START DATASET CONTENT

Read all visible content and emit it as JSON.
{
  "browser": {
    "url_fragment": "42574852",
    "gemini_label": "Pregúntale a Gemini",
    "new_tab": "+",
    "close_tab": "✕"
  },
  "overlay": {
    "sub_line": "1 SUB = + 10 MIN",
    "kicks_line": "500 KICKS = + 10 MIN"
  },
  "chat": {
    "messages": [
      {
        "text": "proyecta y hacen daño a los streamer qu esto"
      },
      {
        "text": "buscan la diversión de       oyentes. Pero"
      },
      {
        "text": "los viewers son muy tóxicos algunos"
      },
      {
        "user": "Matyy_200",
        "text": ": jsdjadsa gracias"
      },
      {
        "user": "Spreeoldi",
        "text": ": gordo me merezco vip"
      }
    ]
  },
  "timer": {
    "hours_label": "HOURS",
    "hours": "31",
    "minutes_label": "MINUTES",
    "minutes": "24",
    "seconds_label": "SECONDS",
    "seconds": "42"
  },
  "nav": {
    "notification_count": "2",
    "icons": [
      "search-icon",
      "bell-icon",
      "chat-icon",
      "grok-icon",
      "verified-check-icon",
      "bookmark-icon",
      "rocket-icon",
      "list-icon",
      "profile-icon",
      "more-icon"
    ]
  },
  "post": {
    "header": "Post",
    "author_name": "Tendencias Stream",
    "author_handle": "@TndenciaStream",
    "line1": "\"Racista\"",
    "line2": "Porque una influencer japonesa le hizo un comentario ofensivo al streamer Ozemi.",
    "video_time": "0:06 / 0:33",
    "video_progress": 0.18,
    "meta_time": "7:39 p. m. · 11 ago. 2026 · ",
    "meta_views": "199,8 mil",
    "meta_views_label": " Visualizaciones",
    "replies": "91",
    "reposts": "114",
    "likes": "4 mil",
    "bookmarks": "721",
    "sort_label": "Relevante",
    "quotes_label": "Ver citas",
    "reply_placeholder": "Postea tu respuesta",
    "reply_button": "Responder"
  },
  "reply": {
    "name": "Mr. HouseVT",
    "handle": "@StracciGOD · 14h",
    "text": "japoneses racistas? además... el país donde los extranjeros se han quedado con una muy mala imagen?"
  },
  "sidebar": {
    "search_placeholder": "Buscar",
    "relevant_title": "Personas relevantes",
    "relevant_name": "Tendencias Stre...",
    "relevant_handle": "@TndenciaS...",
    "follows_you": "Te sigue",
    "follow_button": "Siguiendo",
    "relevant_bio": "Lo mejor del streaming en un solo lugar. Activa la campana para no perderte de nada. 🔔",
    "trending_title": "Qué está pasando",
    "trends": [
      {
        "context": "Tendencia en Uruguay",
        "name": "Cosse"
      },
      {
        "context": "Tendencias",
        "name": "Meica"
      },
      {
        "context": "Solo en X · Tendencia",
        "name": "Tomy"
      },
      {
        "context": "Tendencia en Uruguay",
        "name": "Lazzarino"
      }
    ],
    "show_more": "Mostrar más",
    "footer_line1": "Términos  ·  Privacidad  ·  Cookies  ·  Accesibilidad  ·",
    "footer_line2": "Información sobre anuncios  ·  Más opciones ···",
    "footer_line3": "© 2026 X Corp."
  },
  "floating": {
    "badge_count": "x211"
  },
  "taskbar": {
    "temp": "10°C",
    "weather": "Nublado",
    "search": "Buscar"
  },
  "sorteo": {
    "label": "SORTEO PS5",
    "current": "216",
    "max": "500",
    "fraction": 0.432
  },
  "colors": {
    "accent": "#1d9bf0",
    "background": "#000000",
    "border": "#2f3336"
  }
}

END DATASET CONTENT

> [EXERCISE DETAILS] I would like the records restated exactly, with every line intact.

> [RESULT FOR THIS TASK]
Read all visible content and emit it as JSON.
{
  "browser": {
    "url_fragment": "42574852",
    "gemini_label": "Pregúntale a Gemini",
    "new_tab": "+",
    "close_tab": "✕"
  },
  "overlay": {
    "sub_line": "1 SUB = + 10 MIN",
    "kicks_line": "500 KICKS = + 10 MIN"
  },
  "chat": {
    "messages": [
      {
        "text": "proyecta y hacen daño a los streamer qu esto"
      },
      {
        "text": "buscan la diversión de       oyentes. Pero"
      },
      {
        "text": "los viewers son muy tóxicos algunos"
      },
      {
        "user": "Matyy_200",
        "text": ": jsdjadsa gracias"
      },
      {
        "user": "Spreeoldi",
        "text": ": gordo me merezco vip"
      }
    ]
  },
  "timer": {
    "hours_label": "HOURS",
    "hours": "31",
    "minutes_label": "MINUTES",
    "minutes": "24",
    "seconds_label": "SECONDS",
    "seconds": "42"
  },
  "nav": {
    "notification_count": "2",
    "icons": [
      "search-icon",
      "bell-icon",
      "chat-icon",
      "grok-icon",
      "verified-check-icon",
      "bookmark-icon",
      "rocket-icon",
      "list-icon",
      "profile-icon",
      "more-icon"
    ]
  },
  "post": {
    "header": "Post",
    "author_name": "Tendencias Stream",
    "author_handle": "@TndenciaStream",
    "line1": "\"Racista\"",
    "line2": "Porque una influencer japonesa le hizo un comentario ofensivo al streamer Ozemi.",
    "video_time": "0:06 / 0:33",
    "video_progress": 0.18,
    "meta_time": "7:39 p. m. · 11 ago. 2026 · ",
    "meta_views": "199,8 mil",
    "meta_views_label": " Visualizaciones",
    "replies": "91",
    "reposts": "114",
    "likes": "4 mil",
    "bookmarks": "721",
    "sort_label": "Relevante",
    "quotes_label": "Ver citas",
    "reply_placeholder": "Postea tu respuesta",
    "reply_button": "Responder"
  },
  "reply": {
    "name": "Mr. HouseVT",
    "handle": "@StracciGOD · 14h",
    "text": "japoneses racistas? además... el país donde los extranjeros se han quedado con una muy mala imagen?"
  },
  "sidebar": {
    "search_placeholder": "Buscar",
    "relevant_title": "Personas relevantes",
    "relevant_name": "Tendencias Stre...",
    "relevant_handle": "@TndenciaS...",
    "follows_you": "Te sigue",
    "follow_button": "Siguiendo",
    "relevant_bio": "Lo mejor del streaming en un solo lugar. Activa la campana para no perderte de nada. 🔔",
    "trending_title": "Qué está pasando",
    "trends": [
      {
        "context": "Tendencia en Uruguay",
        "name": "Cosse"
      },
      {
        "context": "Tendencias",
        "name": "Meica"
      },
      {
        "context": "Solo en X · Tendencia",
        "name": "Tomy"
      },
      {
        "context": "Tendencia en Uruguay",
        "name": "Lazzarino"
      }
    ],
    "show_more": "Mostrar más",
    "footer_line1": "Términos  ·  Privacidad  ·  Cookies  ·  Accesibilidad  ·",
    "footer_line2": "Información sobre anuncios  ·  Más opciones ···",
    "footer_line3": "© 2026 X Corp."
  },
  "floating": {
    "badge_count": "x211"
  },
  "taskbar": {
    "temp": "10°C",
    "weather": "Nublado",
    "search": "Buscar"
  },
  "sorteo": {
    "label": "SORTEO PS5",
    "current": "216",
    "max": "500",
    "fraction": 0.432
  },
  "colors": {
    "accent": "#1d9bf0",
    "background": "#000000",
    "border": "#2f3336"
  }
}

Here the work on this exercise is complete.